The Indiana Supreme Court stayed the execution Wednesday of a man scheduled to be put to death Friday in the 1993 slaying of an Indiana State trooper.
The court, in its 3-2 decision, stated that the arguments raised by Norman Timberlake's attorneys that he should not be executed because he is mentally ill are similar to those in a case the U.S. Supreme Court is reviewing in the case of a condemned Texas man.
Timberlake's lawyers have actually used just about every excuse there is in their attempts to stop the execution, including: 1. He didn't do it, 2. He's mentally ill and, 3. Lethal injections are cruel and unusual. It seemed like a risk to me to argue both 1 and 2, since his mental state is irrelevant if he didn't even do it. But this just shows that if you throw enough against the wall, something is bound to stick once in a while.

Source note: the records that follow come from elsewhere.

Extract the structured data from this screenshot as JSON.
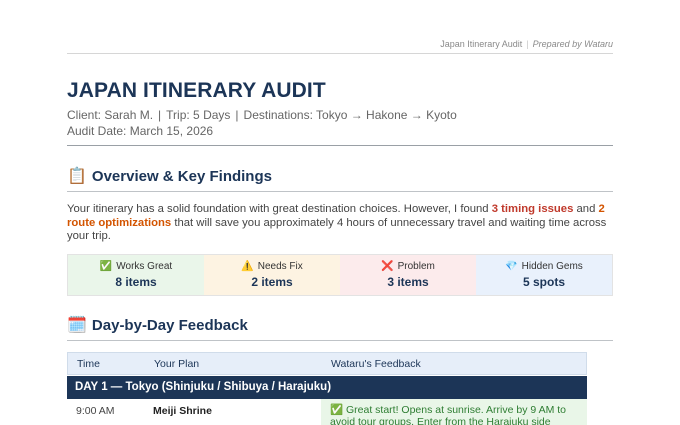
{
  "running_header": {
    "left": "Japan Itinerary Audit",
    "separator": "|",
    "right": "Prepared by Wataru"
  },
  "title": "JAPAN ITINERARY AUDIT",
  "meta": {
    "client": "Client: Sarah M.",
    "trip": "Trip: 5 Days",
    "destinations": "Destinations: Tokyo → Hakone → Kyoto",
    "separator": "|",
    "audit_date": "Audit Date: March 15, 2026"
  },
  "overview": {
    "icon": "📋",
    "heading": "Overview & Key Findings",
    "text_1": "Your itinerary has a solid foundation with great destination choices. However, I found ",
    "highlight_1": "3 timing issues",
    "text_2": " and ",
    "highlight_2": "2 route optimizations",
    "text_3": " that will save you approximately 4 hours of unnecessary travel and waiting time across your trip."
  },
  "stats": [
    {
      "icon": "✅",
      "label": "Works Great",
      "value": "8 items",
      "color": "#eaf6ea"
    },
    {
      "icon": "⚠️",
      "label": "Needs Fix",
      "value": "2 items",
      "color": "#fdf3e2"
    },
    {
      "icon": "❌",
      "label": "Problem",
      "value": "3 items",
      "color": "#fcebec"
    },
    {
      "icon": "💎",
      "label": "Hidden Gems",
      "value": "5 spots",
      "color": "#e9f1fc"
    }
  ],
  "daybyday": {
    "icon": "🗓️",
    "heading": "Day-by-Day Feedback",
    "columns": [
      "Time",
      "Your Plan",
      "Wataru's Feedback"
    ],
    "day_title": "DAY 1 — Tokyo (Shinjuku / Shibuya / Harajuku)",
    "rows": [
      {
        "time": "9:00 AM",
        "plan": "Meiji Shrine",
        "feedback": "✅ Great start! Opens at sunrise. Arrive by 9 AM to avoid tour groups. Enter from the Harajuku side"
      }
    ]
  },
  "colors": {
    "navy": "#1c3557",
    "red_highlight": "#c0392b",
    "orange_highlight": "#d35400",
    "feedback_green": "#2e7d32"
  }
}
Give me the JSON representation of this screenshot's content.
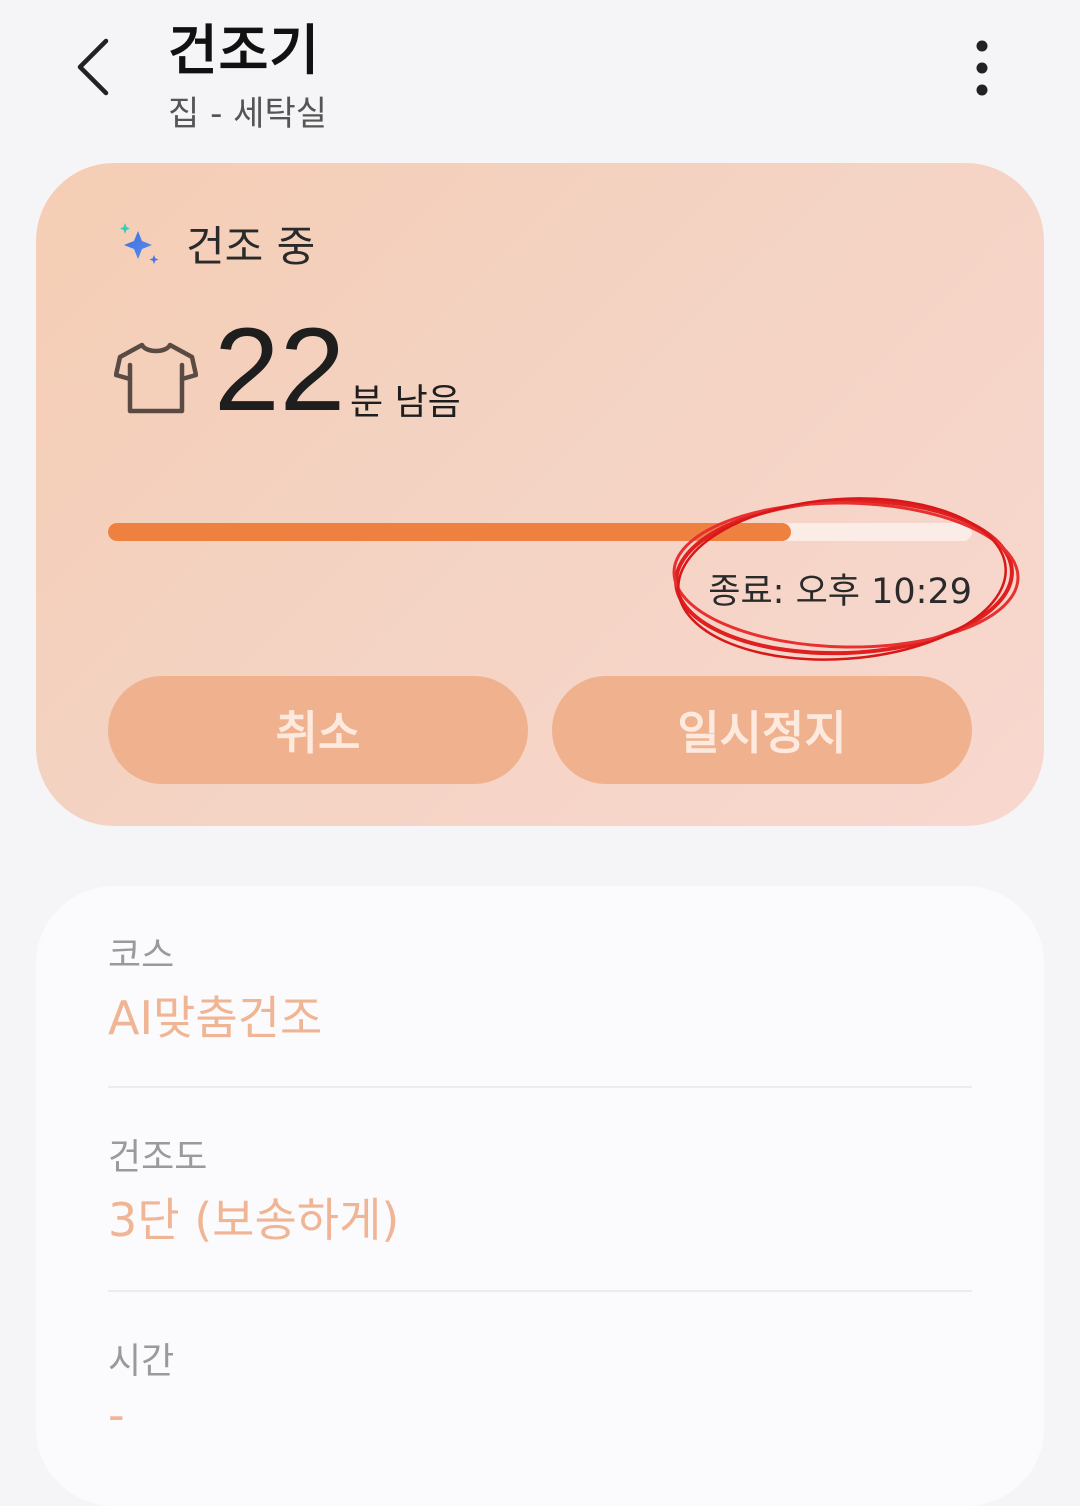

But it's valid to consider the mental-illness question, if we're talking about illness so severe that the person is divorced from reality. Courts have already said it isn't right to execute children who haven't formed the concept of right and wrong yet, and the mentally retarded, for the same reason.